_Brief_.
Copy out, from the data, each line containing the string "Chief".

Items listed in a dataset
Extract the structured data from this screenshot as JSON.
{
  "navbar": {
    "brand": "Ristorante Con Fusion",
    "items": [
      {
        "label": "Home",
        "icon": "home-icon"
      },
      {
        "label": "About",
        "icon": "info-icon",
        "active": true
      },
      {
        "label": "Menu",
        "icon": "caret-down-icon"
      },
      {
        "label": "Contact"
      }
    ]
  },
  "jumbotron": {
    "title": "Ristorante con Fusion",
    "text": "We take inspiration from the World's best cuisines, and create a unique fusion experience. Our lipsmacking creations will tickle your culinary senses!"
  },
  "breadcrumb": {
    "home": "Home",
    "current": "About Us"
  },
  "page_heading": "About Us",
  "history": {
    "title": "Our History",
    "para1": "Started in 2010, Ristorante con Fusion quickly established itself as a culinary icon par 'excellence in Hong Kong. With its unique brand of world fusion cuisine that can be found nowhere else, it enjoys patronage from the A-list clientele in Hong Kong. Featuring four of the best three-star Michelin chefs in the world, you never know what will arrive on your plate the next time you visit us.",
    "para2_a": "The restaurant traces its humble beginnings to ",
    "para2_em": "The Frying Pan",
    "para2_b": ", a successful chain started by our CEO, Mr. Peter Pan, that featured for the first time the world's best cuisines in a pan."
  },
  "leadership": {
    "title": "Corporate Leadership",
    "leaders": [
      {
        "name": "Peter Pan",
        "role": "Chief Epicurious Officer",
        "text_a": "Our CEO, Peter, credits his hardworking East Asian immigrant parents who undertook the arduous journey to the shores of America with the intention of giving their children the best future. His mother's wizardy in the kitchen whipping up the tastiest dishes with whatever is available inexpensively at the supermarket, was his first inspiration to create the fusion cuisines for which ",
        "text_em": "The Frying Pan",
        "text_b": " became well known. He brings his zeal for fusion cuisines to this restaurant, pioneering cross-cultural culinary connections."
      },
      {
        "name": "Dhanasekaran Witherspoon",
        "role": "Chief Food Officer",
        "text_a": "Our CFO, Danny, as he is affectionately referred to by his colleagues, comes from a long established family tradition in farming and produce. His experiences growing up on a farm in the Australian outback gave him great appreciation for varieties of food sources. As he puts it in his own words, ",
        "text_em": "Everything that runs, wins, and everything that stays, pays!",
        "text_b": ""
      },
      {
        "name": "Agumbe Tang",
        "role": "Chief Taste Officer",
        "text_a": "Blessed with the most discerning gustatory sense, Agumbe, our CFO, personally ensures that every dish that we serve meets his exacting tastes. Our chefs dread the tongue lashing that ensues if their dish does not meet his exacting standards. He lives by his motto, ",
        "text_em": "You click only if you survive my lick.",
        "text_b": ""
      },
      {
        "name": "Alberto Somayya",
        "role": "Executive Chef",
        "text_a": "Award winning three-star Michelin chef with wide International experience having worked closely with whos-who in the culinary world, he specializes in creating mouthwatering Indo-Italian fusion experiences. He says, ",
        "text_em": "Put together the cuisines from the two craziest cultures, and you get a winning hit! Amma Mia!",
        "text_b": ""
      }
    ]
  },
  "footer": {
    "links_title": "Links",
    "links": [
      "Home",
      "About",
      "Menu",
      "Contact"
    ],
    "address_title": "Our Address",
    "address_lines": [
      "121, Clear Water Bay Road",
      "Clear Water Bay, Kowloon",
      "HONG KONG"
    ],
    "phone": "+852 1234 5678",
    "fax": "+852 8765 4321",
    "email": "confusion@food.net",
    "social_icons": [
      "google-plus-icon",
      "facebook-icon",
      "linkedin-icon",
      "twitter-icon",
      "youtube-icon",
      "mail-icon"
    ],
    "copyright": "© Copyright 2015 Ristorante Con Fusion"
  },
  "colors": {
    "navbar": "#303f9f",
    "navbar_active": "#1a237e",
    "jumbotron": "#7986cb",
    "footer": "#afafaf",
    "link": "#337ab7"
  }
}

_Answer box_.
        "role": "Chief Epicurious Officer",
        "role": "Chief Food Officer",
        "role": "Chief Taste Officer",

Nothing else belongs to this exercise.